(Dataset rows for apps and sites)
==============================

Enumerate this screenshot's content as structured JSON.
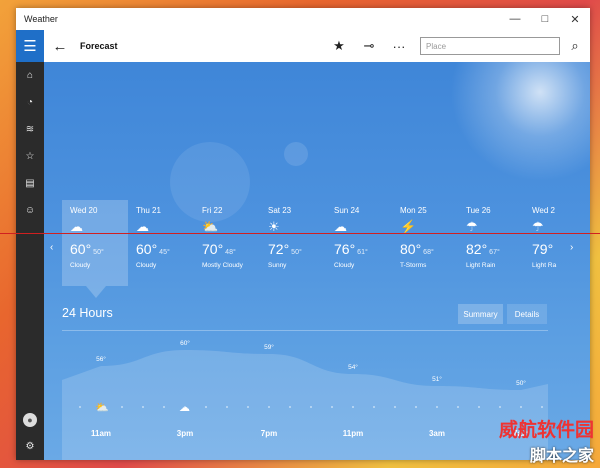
{
  "window": {
    "title": "Weather"
  },
  "window_controls": [
    "—",
    "□",
    "✕"
  ],
  "appbar": {
    "back_icon": "back-arrow-icon",
    "title": "Forecast",
    "favorite_icon": "star-icon",
    "pin_icon": "pin-icon",
    "more_label": "···",
    "search_placeholder": "Place",
    "search_icon": "search-icon"
  },
  "sidebar": {
    "items": [
      {
        "icon": "home-icon",
        "glyph": "⌂"
      },
      {
        "icon": "maps-icon",
        "glyph": "◔"
      },
      {
        "icon": "historical-weather-icon",
        "glyph": "≋"
      },
      {
        "icon": "places-icon",
        "glyph": "☆"
      },
      {
        "icon": "news-icon",
        "glyph": "▤"
      },
      {
        "icon": "feedback-icon",
        "glyph": "☺"
      }
    ],
    "bottom": [
      {
        "icon": "account-icon",
        "glyph": "●"
      },
      {
        "icon": "settings-icon",
        "glyph": "⚙"
      }
    ]
  },
  "forecast": {
    "days": [
      {
        "name": "Wed 20",
        "icon": "cloudy-icon",
        "glyph": "☁",
        "high": "60°",
        "low": "50°",
        "condition": "Cloudy"
      },
      {
        "name": "Thu 21",
        "icon": "cloudy-icon",
        "glyph": "☁",
        "high": "60°",
        "low": "45°",
        "condition": "Cloudy"
      },
      {
        "name": "Fri 22",
        "icon": "mostly-cloudy-icon",
        "glyph": "⛅",
        "high": "70°",
        "low": "48°",
        "condition": "Mostly Cloudy"
      },
      {
        "name": "Sat 23",
        "icon": "sunny-icon",
        "glyph": "☀",
        "high": "72°",
        "low": "50°",
        "condition": "Sunny"
      },
      {
        "name": "Sun 24",
        "icon": "cloudy-icon",
        "glyph": "☁",
        "high": "76°",
        "low": "61°",
        "condition": "Cloudy"
      },
      {
        "name": "Mon 25",
        "icon": "thunderstorm-icon",
        "glyph": "⚡",
        "high": "80°",
        "low": "68°",
        "condition": "T-Storms"
      },
      {
        "name": "Tue 26",
        "icon": "light-rain-icon",
        "glyph": "☂",
        "high": "82°",
        "low": "67°",
        "condition": "Light Rain"
      },
      {
        "name": "Wed 2",
        "icon": "light-rain-icon",
        "glyph": "☂",
        "high": "79°",
        "low": "",
        "condition": "Light Ra"
      }
    ],
    "prev_arrow": "‹",
    "next_arrow": "›"
  },
  "hourly": {
    "title": "24 Hours",
    "tabs": {
      "summary": "Summary",
      "details": "Details"
    },
    "temps": [
      {
        "label": "56°",
        "value": 56
      },
      {
        "label": "60°",
        "value": 60
      },
      {
        "label": "59°",
        "value": 59
      },
      {
        "label": "54°",
        "value": 54
      },
      {
        "label": "51°",
        "value": 51
      },
      {
        "label": "50°",
        "value": 50
      }
    ],
    "times": [
      "11am",
      "3pm",
      "7pm",
      "11pm",
      "3am",
      "7am"
    ],
    "icons": [
      {
        "icon": "partly-cloudy-icon",
        "glyph": "⛅"
      },
      {
        "icon": "cloudy-icon",
        "glyph": "☁"
      }
    ]
  },
  "watermark": {
    "line1": "威航软件园",
    "line2": "脚本之家"
  }
}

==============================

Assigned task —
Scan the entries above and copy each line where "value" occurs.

Answer to the exercise —
        "value": 56
        "value": 60
        "value": 59
        "value": 54
        "value": 51
        "value": 50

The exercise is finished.